### Supplied records
_ _ _ _

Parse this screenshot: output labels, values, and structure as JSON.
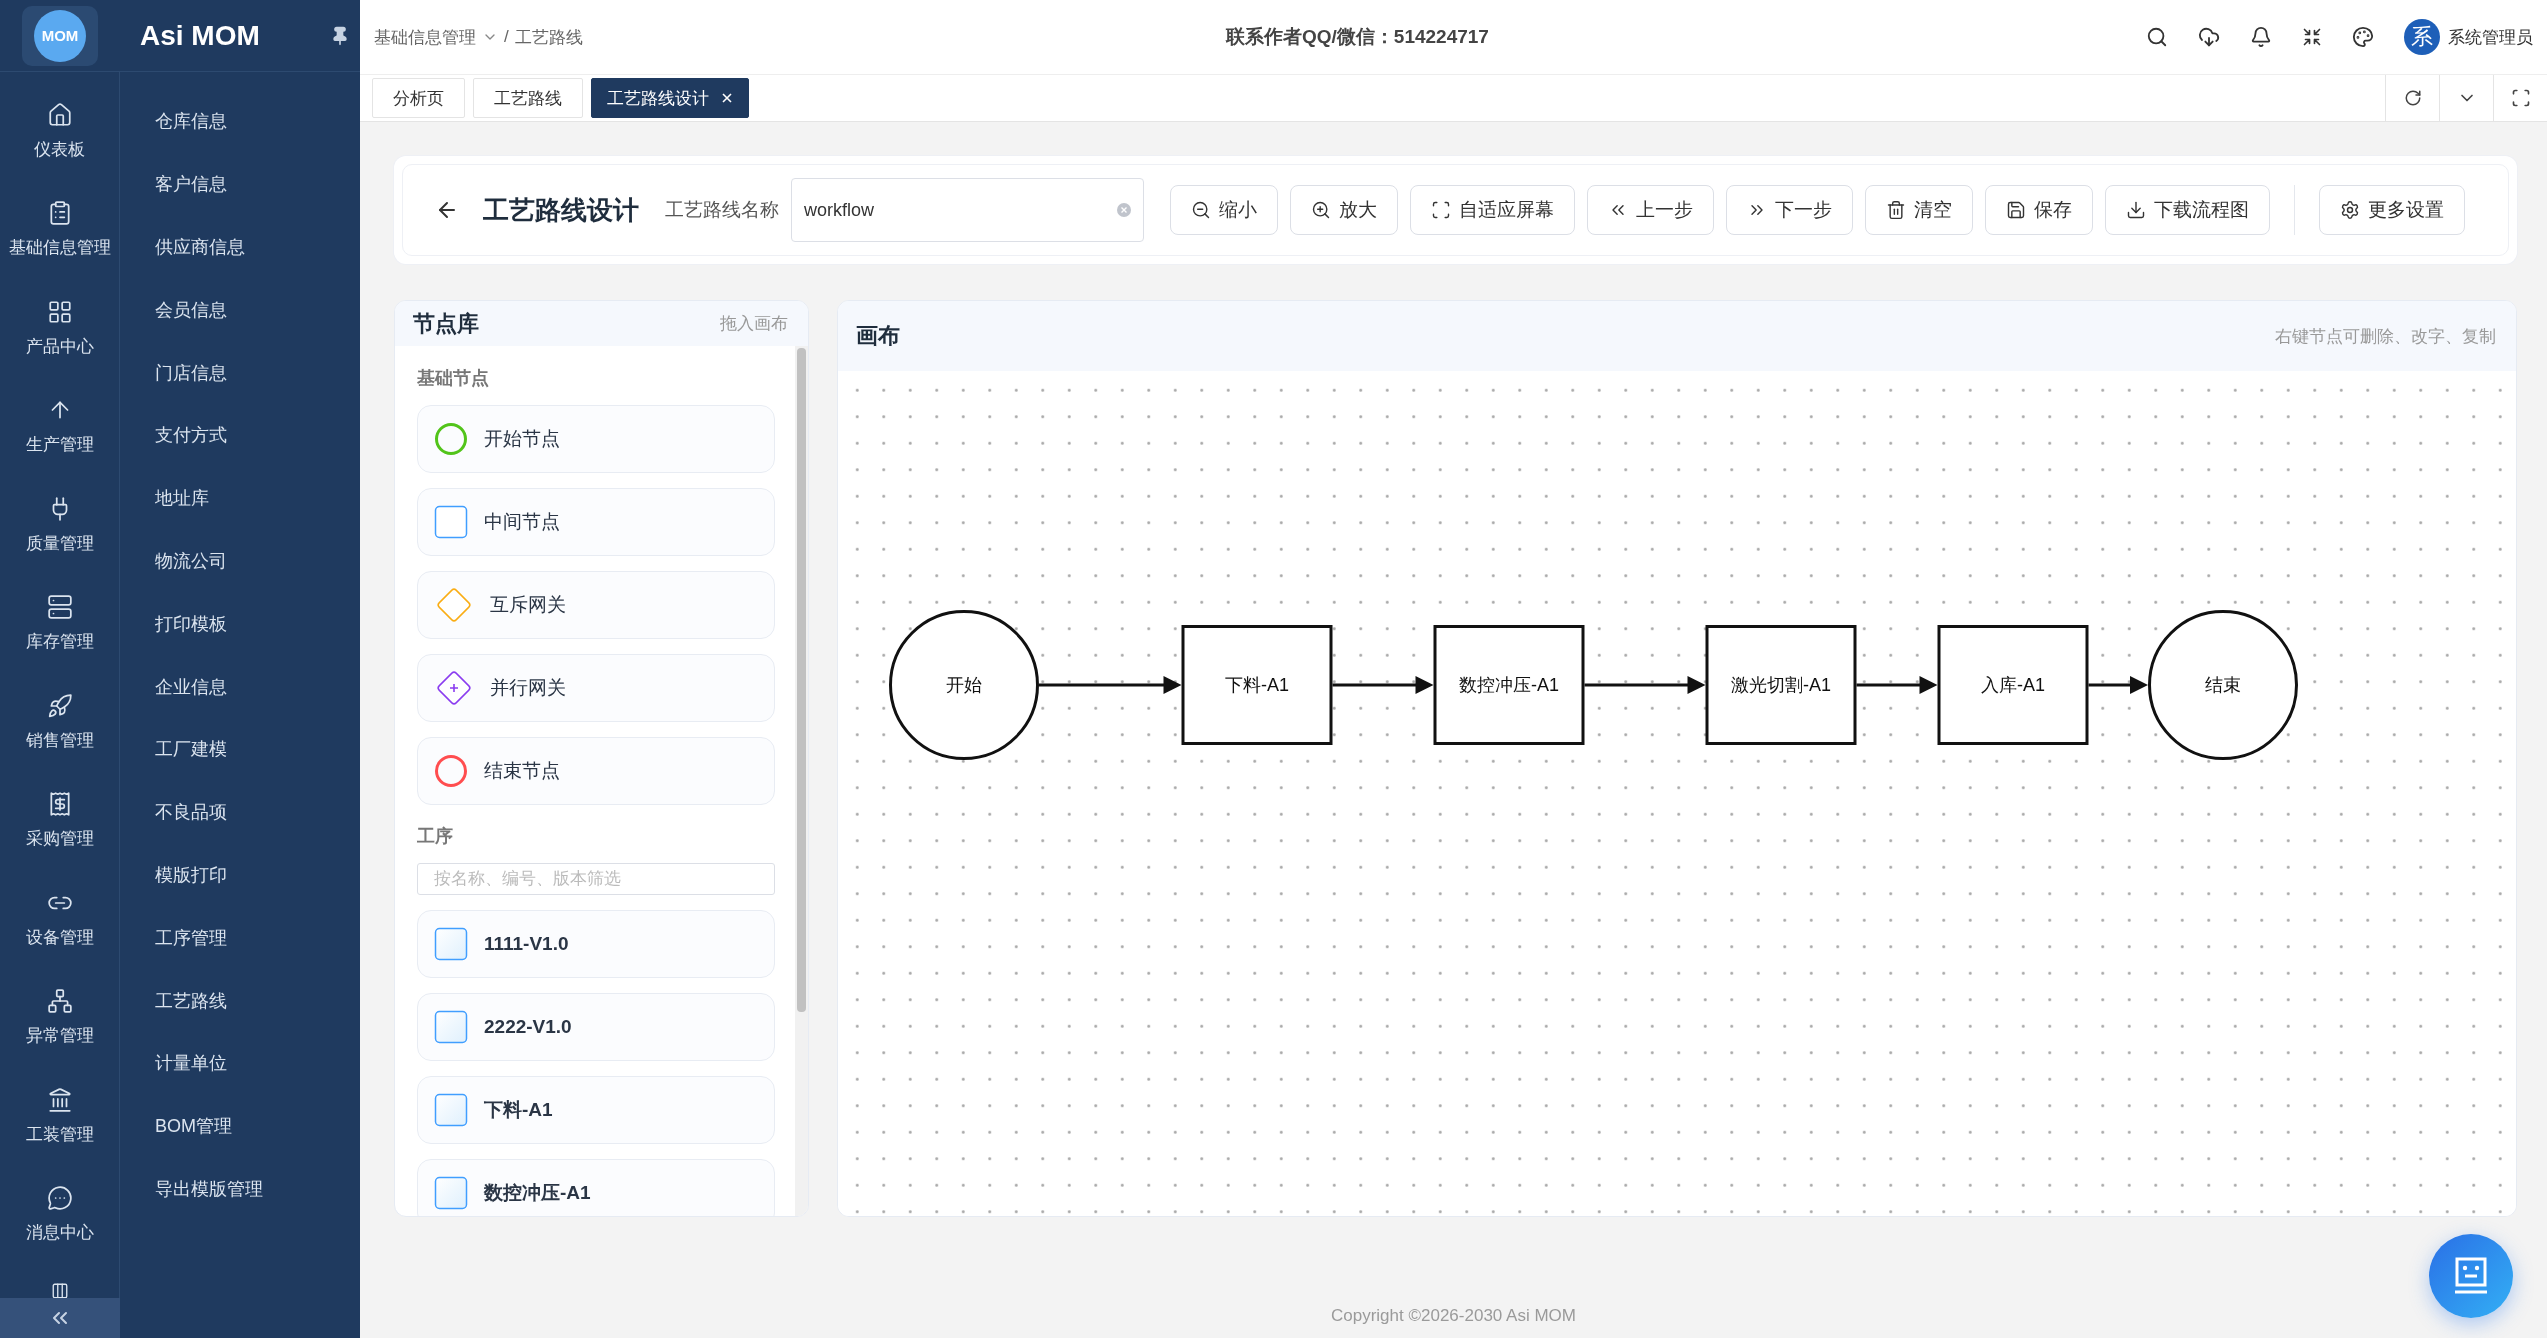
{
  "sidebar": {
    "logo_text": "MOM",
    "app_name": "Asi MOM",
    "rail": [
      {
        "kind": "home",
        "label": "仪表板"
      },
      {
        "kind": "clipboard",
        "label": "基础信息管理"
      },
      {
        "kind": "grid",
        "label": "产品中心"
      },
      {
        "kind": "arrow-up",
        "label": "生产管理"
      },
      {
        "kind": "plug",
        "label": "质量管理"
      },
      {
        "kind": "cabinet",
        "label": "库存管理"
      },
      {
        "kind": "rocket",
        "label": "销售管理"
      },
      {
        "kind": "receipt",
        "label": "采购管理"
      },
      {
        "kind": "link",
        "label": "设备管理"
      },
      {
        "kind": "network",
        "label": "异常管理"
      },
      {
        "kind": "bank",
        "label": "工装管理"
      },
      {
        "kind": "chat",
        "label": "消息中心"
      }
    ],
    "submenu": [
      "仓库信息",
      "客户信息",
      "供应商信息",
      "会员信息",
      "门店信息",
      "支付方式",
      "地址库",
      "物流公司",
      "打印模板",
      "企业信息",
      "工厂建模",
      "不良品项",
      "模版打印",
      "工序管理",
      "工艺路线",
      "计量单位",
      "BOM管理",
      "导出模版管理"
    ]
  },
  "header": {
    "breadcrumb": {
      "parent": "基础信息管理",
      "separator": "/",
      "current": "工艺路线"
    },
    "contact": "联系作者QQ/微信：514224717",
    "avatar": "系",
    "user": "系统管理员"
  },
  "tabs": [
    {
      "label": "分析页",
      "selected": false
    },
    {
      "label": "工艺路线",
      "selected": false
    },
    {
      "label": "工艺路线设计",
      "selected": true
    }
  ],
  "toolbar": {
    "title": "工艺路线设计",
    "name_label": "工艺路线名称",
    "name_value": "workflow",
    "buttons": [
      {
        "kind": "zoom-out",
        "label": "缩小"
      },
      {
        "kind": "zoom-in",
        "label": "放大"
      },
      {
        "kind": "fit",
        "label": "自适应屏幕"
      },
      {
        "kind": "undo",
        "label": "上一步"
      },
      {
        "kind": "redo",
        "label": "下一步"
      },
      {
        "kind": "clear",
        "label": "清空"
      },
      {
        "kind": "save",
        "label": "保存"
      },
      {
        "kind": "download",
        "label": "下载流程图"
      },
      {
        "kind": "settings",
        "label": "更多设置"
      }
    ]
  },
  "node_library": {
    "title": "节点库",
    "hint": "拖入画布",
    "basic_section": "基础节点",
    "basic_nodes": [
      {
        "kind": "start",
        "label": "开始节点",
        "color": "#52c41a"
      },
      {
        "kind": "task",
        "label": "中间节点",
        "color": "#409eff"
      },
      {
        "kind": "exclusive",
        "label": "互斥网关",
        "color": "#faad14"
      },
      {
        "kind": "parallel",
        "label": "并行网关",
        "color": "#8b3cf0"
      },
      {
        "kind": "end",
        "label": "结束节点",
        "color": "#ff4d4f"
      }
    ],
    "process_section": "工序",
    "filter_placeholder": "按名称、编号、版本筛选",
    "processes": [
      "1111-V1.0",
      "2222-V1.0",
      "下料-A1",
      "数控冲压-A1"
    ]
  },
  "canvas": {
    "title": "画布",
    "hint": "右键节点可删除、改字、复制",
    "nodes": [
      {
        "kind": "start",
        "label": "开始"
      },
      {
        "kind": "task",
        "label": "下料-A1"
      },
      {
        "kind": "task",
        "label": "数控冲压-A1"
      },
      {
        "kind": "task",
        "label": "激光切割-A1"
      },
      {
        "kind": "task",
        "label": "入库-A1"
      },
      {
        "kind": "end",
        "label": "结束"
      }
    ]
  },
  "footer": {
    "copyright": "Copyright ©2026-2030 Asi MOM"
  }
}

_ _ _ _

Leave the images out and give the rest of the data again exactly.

Parse this screenshot: output labels, values, and structure as JSON.
{
  "sidebar": {
    "logo_text": "MOM",
    "app_name": "Asi MOM",
    "rail": [
      {
        "kind": "home",
        "label": "仪表板"
      },
      {
        "kind": "clipboard",
        "label": "基础信息管理"
      },
      {
        "kind": "grid",
        "label": "产品中心"
      },
      {
        "kind": "arrow-up",
        "label": "生产管理"
      },
      {
        "kind": "plug",
        "label": "质量管理"
      },
      {
        "kind": "cabinet",
        "label": "库存管理"
      },
      {
        "kind": "rocket",
        "label": "销售管理"
      },
      {
        "kind": "receipt",
        "label": "采购管理"
      },
      {
        "kind": "link",
        "label": "设备管理"
      },
      {
        "kind": "network",
        "label": "异常管理"
      },
      {
        "kind": "bank",
        "label": "工装管理"
      },
      {
        "kind": "chat",
        "label": "消息中心"
      }
    ],
    "submenu": [
      "仓库信息",
      "客户信息",
      "供应商信息",
      "会员信息",
      "门店信息",
      "支付方式",
      "地址库",
      "物流公司",
      "打印模板",
      "企业信息",
      "工厂建模",
      "不良品项",
      "模版打印",
      "工序管理",
      "工艺路线",
      "计量单位",
      "BOM管理",
      "导出模版管理"
    ]
  },
  "header": {
    "breadcrumb": {
      "parent": "基础信息管理",
      "separator": "/",
      "current": "工艺路线"
    },
    "contact": "联系作者QQ/微信：514224717",
    "avatar": "系",
    "user": "系统管理员"
  },
  "tabs": [
    {
      "label": "分析页",
      "selected": false
    },
    {
      "label": "工艺路线",
      "selected": false
    },
    {
      "label": "工艺路线设计",
      "selected": true
    }
  ],
  "toolbar": {
    "title": "工艺路线设计",
    "name_label": "工艺路线名称",
    "name_value": "workflow",
    "buttons": [
      {
        "kind": "zoom-out",
        "label": "缩小"
      },
      {
        "kind": "zoom-in",
        "label": "放大"
      },
      {
        "kind": "fit",
        "label": "自适应屏幕"
      },
      {
        "kind": "undo",
        "label": "上一步"
      },
      {
        "kind": "redo",
        "label": "下一步"
      },
      {
        "kind": "clear",
        "label": "清空"
      },
      {
        "kind": "save",
        "label": "保存"
      },
      {
        "kind": "download",
        "label": "下载流程图"
      },
      {
        "kind": "settings",
        "label": "更多设置"
      }
    ]
  },
  "node_library": {
    "title": "节点库",
    "hint": "拖入画布",
    "basic_section": "基础节点",
    "basic_nodes": [
      {
        "kind": "start",
        "label": "开始节点",
        "color": "#52c41a"
      },
      {
        "kind": "task",
        "label": "中间节点",
        "color": "#409eff"
      },
      {
        "kind": "exclusive",
        "label": "互斥网关",
        "color": "#faad14"
      },
      {
        "kind": "parallel",
        "label": "并行网关",
        "color": "#8b3cf0"
      },
      {
        "kind": "end",
        "label": "结束节点",
        "color": "#ff4d4f"
      }
    ],
    "process_section": "工序",
    "filter_placeholder": "按名称、编号、版本筛选",
    "processes": [
      "1111-V1.0",
      "2222-V1.0",
      "下料-A1",
      "数控冲压-A1"
    ]
  },
  "canvas": {
    "title": "画布",
    "hint": "右键节点可删除、改字、复制",
    "nodes": [
      {
        "kind": "start",
        "label": "开始"
      },
      {
        "kind": "task",
        "label": "下料-A1"
      },
      {
        "kind": "task",
        "label": "数控冲压-A1"
      },
      {
        "kind": "task",
        "label": "激光切割-A1"
      },
      {
        "kind": "task",
        "label": "入库-A1"
      },
      {
        "kind": "end",
        "label": "结束"
      }
    ]
  },
  "footer": {
    "copyright": "Copyright ©2026-2030 Asi MOM"
  }
}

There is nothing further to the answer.